The Feminist Interpretations of The Convent Threshold

One of the most intriguing interpretations of Christina Rossetti’s “The Convent Threshold” is the feminist perspective. Many critics argue that the poem is a commentary on the limited options available to women in Victorian society. The speaker, who is a woman, is considering entering a convent as a way to escape the constraints of marriage and domesticity. However, the poem also highlights the challenges and sacrifices that come with such a decision. The speaker must give up her freedom and independence, as well as her ability to have children. This interpretation of the poem sheds light on the struggles faced by women during this time period and the difficult choices they had to make in order to assert their agency and autonomy.

The Literary and Artistic Influences on The Convent Threshold

Christina Rossetti’s “The Convent Threshold” is a poetic masterpiece that has been influenced by various literary and artistic works. One of the most significant influences on the poem is the Pre-Raphaelite movement, which Rossetti was a part of. The Pre-Raphaelites were a group of artists and writers who rejected the conventions of Victorian art and literature and sought to create works that were more naturalistic and emotionally expressive.

Rossetti’s brother, Dante Gabriel Rossetti, was a prominent member of the Pre-Raphaelite movement, and his influence can be seen in “The Convent Threshold.” The poem’s vivid imagery and attention to detail are reminiscent of the Pre-Raphaelite style, which often featured highly detailed and realistic depictions of nature and everyday life.

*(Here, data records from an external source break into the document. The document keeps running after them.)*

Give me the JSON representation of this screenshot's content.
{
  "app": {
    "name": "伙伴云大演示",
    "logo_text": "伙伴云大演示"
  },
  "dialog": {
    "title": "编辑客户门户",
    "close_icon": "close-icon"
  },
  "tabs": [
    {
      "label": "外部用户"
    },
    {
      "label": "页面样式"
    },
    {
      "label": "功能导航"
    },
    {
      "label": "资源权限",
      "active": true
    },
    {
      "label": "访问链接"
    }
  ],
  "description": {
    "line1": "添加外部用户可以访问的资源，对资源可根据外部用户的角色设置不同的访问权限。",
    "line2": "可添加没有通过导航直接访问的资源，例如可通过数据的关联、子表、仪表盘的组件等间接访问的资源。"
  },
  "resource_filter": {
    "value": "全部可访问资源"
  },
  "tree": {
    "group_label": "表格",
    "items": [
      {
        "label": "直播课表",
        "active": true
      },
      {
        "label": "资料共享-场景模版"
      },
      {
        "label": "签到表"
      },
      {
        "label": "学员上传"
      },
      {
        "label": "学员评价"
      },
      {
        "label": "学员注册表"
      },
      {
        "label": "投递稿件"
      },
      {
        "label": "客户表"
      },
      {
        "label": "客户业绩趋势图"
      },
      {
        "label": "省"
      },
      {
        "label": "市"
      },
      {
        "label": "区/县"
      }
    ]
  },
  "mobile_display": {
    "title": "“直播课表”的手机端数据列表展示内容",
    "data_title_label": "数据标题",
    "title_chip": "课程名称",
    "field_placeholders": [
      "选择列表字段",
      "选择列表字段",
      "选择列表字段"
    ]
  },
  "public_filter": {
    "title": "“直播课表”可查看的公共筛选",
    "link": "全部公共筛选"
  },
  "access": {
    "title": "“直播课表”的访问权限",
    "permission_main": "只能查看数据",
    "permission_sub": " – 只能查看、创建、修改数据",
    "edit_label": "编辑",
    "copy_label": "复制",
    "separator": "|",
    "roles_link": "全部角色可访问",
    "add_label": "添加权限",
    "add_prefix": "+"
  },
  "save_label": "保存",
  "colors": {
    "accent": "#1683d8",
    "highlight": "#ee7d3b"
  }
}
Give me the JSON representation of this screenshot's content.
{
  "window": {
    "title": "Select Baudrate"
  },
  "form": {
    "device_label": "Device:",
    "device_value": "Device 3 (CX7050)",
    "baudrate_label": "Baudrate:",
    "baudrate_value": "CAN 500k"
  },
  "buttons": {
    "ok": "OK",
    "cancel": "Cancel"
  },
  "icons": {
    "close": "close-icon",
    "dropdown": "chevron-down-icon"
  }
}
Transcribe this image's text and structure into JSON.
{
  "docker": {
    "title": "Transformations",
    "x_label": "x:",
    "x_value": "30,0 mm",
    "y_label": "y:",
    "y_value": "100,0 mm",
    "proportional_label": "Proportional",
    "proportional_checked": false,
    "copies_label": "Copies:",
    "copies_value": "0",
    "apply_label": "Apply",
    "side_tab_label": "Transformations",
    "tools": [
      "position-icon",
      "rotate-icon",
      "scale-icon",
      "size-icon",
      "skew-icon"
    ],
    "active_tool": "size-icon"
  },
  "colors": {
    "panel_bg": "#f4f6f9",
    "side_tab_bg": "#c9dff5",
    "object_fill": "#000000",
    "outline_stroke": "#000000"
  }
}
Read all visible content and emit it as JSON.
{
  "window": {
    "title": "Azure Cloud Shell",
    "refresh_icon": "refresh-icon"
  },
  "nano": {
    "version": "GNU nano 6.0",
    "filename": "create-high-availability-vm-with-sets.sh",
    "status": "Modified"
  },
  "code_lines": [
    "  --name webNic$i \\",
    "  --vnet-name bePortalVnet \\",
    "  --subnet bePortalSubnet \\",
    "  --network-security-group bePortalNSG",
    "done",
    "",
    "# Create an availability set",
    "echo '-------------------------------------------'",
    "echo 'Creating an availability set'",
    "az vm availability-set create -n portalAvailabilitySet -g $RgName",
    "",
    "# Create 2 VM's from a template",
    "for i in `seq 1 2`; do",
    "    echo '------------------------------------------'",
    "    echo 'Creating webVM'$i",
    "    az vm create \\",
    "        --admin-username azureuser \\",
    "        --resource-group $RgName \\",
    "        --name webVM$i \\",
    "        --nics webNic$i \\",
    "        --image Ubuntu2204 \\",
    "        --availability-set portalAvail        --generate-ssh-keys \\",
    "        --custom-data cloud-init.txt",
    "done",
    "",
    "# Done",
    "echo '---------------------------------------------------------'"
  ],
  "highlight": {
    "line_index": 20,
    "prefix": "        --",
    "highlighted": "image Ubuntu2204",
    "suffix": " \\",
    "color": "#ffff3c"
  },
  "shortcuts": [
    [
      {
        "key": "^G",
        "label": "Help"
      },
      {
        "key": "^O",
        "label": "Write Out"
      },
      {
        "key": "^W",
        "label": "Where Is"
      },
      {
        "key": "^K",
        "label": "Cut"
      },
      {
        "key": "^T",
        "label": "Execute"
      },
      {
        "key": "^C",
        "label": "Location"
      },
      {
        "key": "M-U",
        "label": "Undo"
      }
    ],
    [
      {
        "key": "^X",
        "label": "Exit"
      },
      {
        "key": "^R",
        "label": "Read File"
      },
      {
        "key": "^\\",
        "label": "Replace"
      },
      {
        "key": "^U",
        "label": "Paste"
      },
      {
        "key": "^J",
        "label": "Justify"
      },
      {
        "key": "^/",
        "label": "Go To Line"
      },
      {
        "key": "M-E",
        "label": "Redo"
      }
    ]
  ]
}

Another significant influence on “The Convent Threshold” is Rossetti’s own religious beliefs. Rossetti was a devout Anglican and her faith is evident throughout the poem. The poem explores themes of sin, redemption, and the struggle between earthly desires and spiritual devotion.

In addition to these influences, “The Convent Threshold” also draws on a variety of literary sources. The poem’s title is a reference to John Keats’ “La Belle Dame Sans Merci,” and the poem’s structure and use of repetition are reminiscent of traditional ballads. The poem also contains echoes of Shakespeare’s “Romeo and Juliet,” particularly in its exploration of the theme of forbidden love.

Overall, “The Convent Threshold” is a complex and multi-layered work that draws on a variety of literary and artistic influences. Its vivid imagery, emotional intensity, and exploration of religious themes make it a timeless masterpiece of Victorian poetry.